When asked about the rejection of the Sion 2026 Olympic Winter Games bid when citizens across Valais, Switzerland voted against the project in a referendum this year, Bach said it was all about money.
“I’ve seen the polls and we have had contact with the candidature committee and there we were told that it was three topics which played a role: the first one was money, the second was money and the third was money,” Bach said.
“And there, even with respect to money the IOC has a lot to offer because we are contributing to the success of the  Olympic Winter Games with 925 million U.S. dollars.”
When asked about the perceived lack of trust in the IOC, an organization that has recently dealt with corruption and accused of letting the costs of the Games soar, Bach dismissed the notion.
“I think this discussion took place more in some media than in the population,” he said.
Indeed, a poll released Monday by the City of Calgary revealed that 73 percent of those opposed to the city’s potential bid to host the 2026 Games are concerned about costs while only 5 percent identified corruption and the IOC as the source of their apprehension.
Calgarians will head to the polls on November 13 to determine the fate of the Canadian bid; 53 percent of respondents in the survey say they will vote ‘yes’ to a Games.
But Bach fears that the message his organization has is not getting to the right people.
The IOC has answered criticism that the Games were costing too much and creating “white elephant” venues that were burdening host city economies.
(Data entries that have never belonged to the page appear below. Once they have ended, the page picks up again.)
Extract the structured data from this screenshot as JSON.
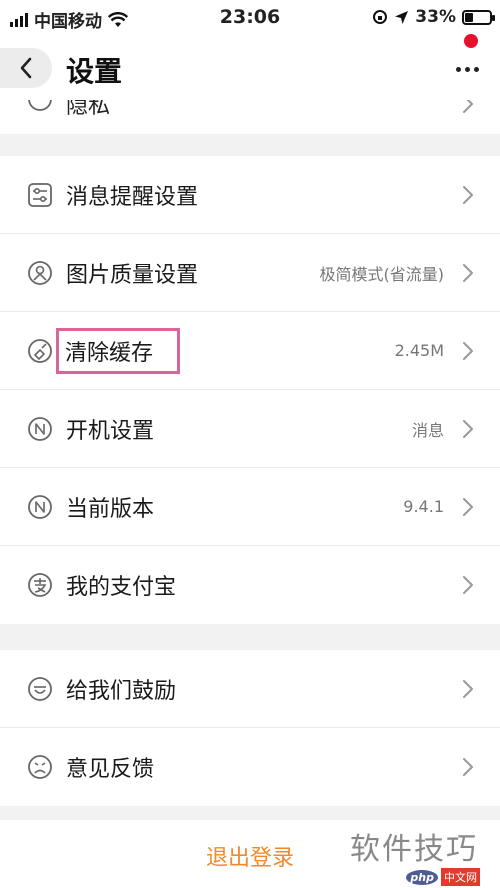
{
  "status_bar": {
    "carrier": "中国移动",
    "time": "23:06",
    "battery": "33%",
    "battery_level": 0.33
  },
  "nav": {
    "title": "设置"
  },
  "partial_row": {
    "label": "隐私"
  },
  "group1": [
    {
      "label": "消息提醒设置",
      "value": "",
      "icon": "sliders-icon"
    },
    {
      "label": "图片质量设置",
      "value": "极简模式(省流量)",
      "icon": "image-quality-icon"
    },
    {
      "label": "清除缓存",
      "value": "2.45M",
      "icon": "broom-icon"
    },
    {
      "label": "开机设置",
      "value": "消息",
      "icon": "n-circle-icon"
    },
    {
      "label": "当前版本",
      "value": "9.4.1",
      "icon": "n-circle-icon"
    },
    {
      "label": "我的支付宝",
      "value": "",
      "icon": "alipay-icon"
    }
  ],
  "group2": [
    {
      "label": "给我们鼓励",
      "value": "",
      "icon": "smile-icon"
    },
    {
      "label": "意见反馈",
      "value": "",
      "icon": "sad-face-icon"
    }
  ],
  "footer": {
    "logout_label": "退出登录"
  },
  "watermark": {
    "main": "软件技巧",
    "php": "php",
    "site": "中文网"
  }
}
Bach forwarded his “Olympic Agenda 2020” package of 40 reforms designed to update the Olympic movement – including the streamlining of the bid process that makes hosting more efficient, sustainable and beneficial.
This year the “New Norm” policy was introduced that could cut 100’s of millions of dollars from the operating cost of the Games.
New policies are already generating results, Bach said, explaining that the IOC is about to announce that the PyeongChang 2018 Winter Games generated an operational profit.
Bach said “the biggest challenges are to make people believe that the reforms are really bearing fruit and to get this message across.”
On the Sion vote in June that specifically asked constituents to approve 100 million Swiss Francs funding for the Games, Bach said “this is a referendum, this is a democratic procedure, we respect this. Even if we had wished that the arguments of the responsible people who were bringing this candidature forward would have been heard a little bit better because there the Olympic Agenda plays an important role.”
“What is a little bit of pity maybe is that the emotions around the Olympics, the magic of the Olympics Games, the support for the Swiss athletes, that all this did not play a real role.
“This is at the end what the Games are about. They’re about the athletes, they’re about this magic, they’re about the emotions, they’re about being good hosts, and all of this was reduced to a financial question – and not discussed in a way which really reflected all the options the Olympic Agenda offers.”
A senior producer and award-winning journalist covering Olympic bid business as founder of GamesBids.com as well as providing freelance support for print and Web publications around the world. Robert Livingstone is a member of the Olympic Journalists Association and the International Society of Olympic Historians.